Year 2018 starts with a Supermoon on the 1st

On the first day of the year, the Moon reaches perigee: the closest point in its orbit to Earth. Per […]

On the first day of the year, the Moon reaches perigee: the closest point in its orbit to Earth. As it happens two and a half hours before the Full Moon (already at dawn on the 2nd), it will appear to be slightly larger (14%) and brighter (30%) than usual: an authentic supermoon.

Also on January 1st, Mercury reaches its greatest elongation (distance from the Sun) to the west, being a good opportunity to observe it before dawn.

The Moon is not the only star that, these days, has an apparent diameter larger than usual. On day 3, the Earth reaches its perihelion (point of obite closest to the Sun). For this reason, the Sun appears to us 3% larger than when we are close to the aphelion (the point of greatest distance).

This ephemeris coincides with the peak of activity of the Quadrantid meteor shower, meteors that seem to arise from a part of the sky (the radiant one) that belonged to the old constellation Quadrans Muralis (now obsolete).

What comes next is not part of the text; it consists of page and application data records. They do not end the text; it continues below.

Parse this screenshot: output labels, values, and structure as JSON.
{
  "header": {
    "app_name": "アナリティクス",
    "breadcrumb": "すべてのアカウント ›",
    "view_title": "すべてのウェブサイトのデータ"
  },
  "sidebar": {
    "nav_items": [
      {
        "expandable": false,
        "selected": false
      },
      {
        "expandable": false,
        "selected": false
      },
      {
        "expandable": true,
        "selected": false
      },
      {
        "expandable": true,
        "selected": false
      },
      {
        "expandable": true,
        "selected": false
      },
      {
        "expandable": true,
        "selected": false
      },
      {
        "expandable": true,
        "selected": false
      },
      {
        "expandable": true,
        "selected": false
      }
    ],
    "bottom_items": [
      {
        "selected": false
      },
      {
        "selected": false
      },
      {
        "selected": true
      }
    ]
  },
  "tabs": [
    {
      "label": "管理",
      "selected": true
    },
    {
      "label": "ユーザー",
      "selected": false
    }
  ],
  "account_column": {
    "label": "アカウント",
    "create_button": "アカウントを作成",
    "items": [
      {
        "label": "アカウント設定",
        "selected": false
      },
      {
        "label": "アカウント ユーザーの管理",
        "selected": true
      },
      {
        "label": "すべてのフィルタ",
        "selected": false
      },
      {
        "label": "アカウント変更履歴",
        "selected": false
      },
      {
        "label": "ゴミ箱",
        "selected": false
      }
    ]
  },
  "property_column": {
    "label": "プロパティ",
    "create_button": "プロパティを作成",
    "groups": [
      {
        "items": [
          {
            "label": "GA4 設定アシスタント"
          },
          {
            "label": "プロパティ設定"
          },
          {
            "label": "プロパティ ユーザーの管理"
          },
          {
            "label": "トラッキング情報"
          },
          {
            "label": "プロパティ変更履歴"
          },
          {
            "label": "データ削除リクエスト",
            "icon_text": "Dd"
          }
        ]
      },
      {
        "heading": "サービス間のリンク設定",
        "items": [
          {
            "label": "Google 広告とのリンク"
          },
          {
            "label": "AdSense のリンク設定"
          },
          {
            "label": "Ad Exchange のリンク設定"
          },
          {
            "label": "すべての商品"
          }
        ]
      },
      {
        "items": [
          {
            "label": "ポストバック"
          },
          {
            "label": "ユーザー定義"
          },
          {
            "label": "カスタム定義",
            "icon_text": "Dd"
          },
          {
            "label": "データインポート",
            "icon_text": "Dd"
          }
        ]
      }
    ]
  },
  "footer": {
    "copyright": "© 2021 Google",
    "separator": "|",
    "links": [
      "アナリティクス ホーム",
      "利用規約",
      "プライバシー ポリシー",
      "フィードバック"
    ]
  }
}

Normally, at the peak of Quadrantid activity, a few dozen meteors per hour are to be expected, but this year the presence of the Moon will substantially decrease the number of observable meteors.

At the end of dawn on the 5th, the Moon will be located next to Régulo, the heart of the constellation Leo. At the end of the last quarter (on the 8th), the Moon will be seen next to the constellation of Virgo.

At dawn on the 11th, the Moon will visit planets Jupiter and Mars, and four mornings later we will find it at the foot of the planets Saturn and Mercury. Note that at the end of the morning of the 13th, the separation between these two planets will be only 0.7° (about one and a half times the diameter of the Moon)

The New Moon will be on the 17th, close to the Sun (as happens in any New Moon) and Venus, a planet that will not be visible this month because it is in a direction very close to the Sun.

The fourth crescent will take place on the night of the 24th, between the constellations Whale and Pisces. Three days later, the Moon will have passed by Aldebarã, the eye of the Taurus constellation

On the last day of the month, we will have a new Full Moon. Anglophone peoples call the second Full Moon of each month “Blue Moon” (the origin of this expression is obscure, having nothing to do with the color of the Moon at that time).

These events are so unusual that they gave rise to the expression “once in a Blue Moon” (once every Blue Moon).

But this "Blue Moon" will be even more rare because, in addition to being a supermoon (occurring a day after it has reached its perigee again), it will be very close to the plane of Earth's orbit, being covered by the Earth's shadow, the that will originate a Total Eclipse of the Moon.

Unfortunately this event will take place at 13:30 pm (mainland time) and is not visible in Portugal.

Good remarks!


Author Fernando JG Pinheiro (CITEUC/OGAUC)
Science in the Regional Press – Ciência Viva



See the two figures: